Read with: A nice cup of darjeeling or green tea. Really, something you can re-heat because you’ll forget to drink it because you’re too busy turning pages.
Who Thought This was a Good Idea? And other Questions You Should Have answers to When You Work in the White House By Alyssa Mastromonaco & Lauren Oyler
The “No Spoiler Alert” Synopsis: I first heard about Alyssa Mastromonaco’s book during her interview with Fresh Air’s Terry Gross. Who Thought? is a refreshingly honest account of Mastromonaco’s time working as the deputy Chef of Staff for President Barack Obama. This behind-the-scenes political memoir is filled with ‘hilarious encounters of bursting in on secret climate talks, or nailing a campaign speech in a hailstorm and a dozen of less-than-perfect moments on how she helped make “Hope and Change” actually happen’. Unlike most political memoirs I’ve read, Mastromonaco is unapologetically honest about the exhaustion, the awkward moments and about her quest to get a tampon dispenser into the West Wing. It’s no coincidence that she’s besties with my wannabe BFF, Mindy Kaling.
Read When: You need a good subway book- the kind where if you have to get off at the next stop, you won’t need to re-read the last chapter to know what’s going on.
Read with: A refillable water bottle because the MTA and TSA both frown on public drinking.

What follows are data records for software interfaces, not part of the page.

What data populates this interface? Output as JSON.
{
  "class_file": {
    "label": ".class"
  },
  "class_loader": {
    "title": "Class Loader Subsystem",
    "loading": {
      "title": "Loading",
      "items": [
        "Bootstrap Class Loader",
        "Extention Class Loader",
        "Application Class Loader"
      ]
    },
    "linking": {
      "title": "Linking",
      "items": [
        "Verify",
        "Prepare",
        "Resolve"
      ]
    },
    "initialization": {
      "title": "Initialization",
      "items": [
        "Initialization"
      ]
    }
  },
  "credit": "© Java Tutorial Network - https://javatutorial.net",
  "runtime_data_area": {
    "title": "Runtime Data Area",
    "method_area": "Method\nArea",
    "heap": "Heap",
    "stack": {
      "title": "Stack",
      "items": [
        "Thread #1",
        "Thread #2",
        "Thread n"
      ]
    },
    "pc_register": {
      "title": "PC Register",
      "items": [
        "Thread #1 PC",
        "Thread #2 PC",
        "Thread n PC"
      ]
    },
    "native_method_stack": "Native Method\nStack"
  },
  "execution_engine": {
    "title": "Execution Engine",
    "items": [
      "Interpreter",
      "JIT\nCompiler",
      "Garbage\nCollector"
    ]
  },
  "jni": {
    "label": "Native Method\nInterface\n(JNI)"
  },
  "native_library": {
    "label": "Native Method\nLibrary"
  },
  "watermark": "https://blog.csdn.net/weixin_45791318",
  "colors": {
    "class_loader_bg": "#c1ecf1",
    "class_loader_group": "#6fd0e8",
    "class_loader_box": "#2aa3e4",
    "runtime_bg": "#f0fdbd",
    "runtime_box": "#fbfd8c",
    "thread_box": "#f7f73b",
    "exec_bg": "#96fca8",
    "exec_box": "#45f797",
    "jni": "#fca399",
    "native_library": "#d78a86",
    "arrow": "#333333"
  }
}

Truffle Boy by Ian Purkayastha
The “No Spoiler Alert” Synopsis: I was reading the New York Times when I saw my last name. I obviously assumed that I was hallucinating or finally experiencing what my ophthalmologist Dr. Nyugen told me would happen with prolonged exposure to phone screens. Nope, actually, I found out that there is another Purkayastha – who may be the only other Purkayastha not directly related to me- obsessed with food. Truffle Boy covers Ian Purkayastha’s journey with exotic food- from his first taste of truffles (age 15 in rural Arkansas) to his high stakes dealings with truffle kingpins in Serbia, meth-head foragers in Oregon, crooked businessman and maniacal chefs in Manhattan, gypsy truffle hunters in the Hungarian forests and a supreme adventure to find “Gucci” mushrooms in the Himalayan foothills.
Read When: You’ve run out of Chef’s Table episodes on Netflix and want to know about how those chefs get those exotic truffles and want to impress others with your identifying fake Wagyu beef.
Read with: The best whisky or scotch you have. It will be worth it.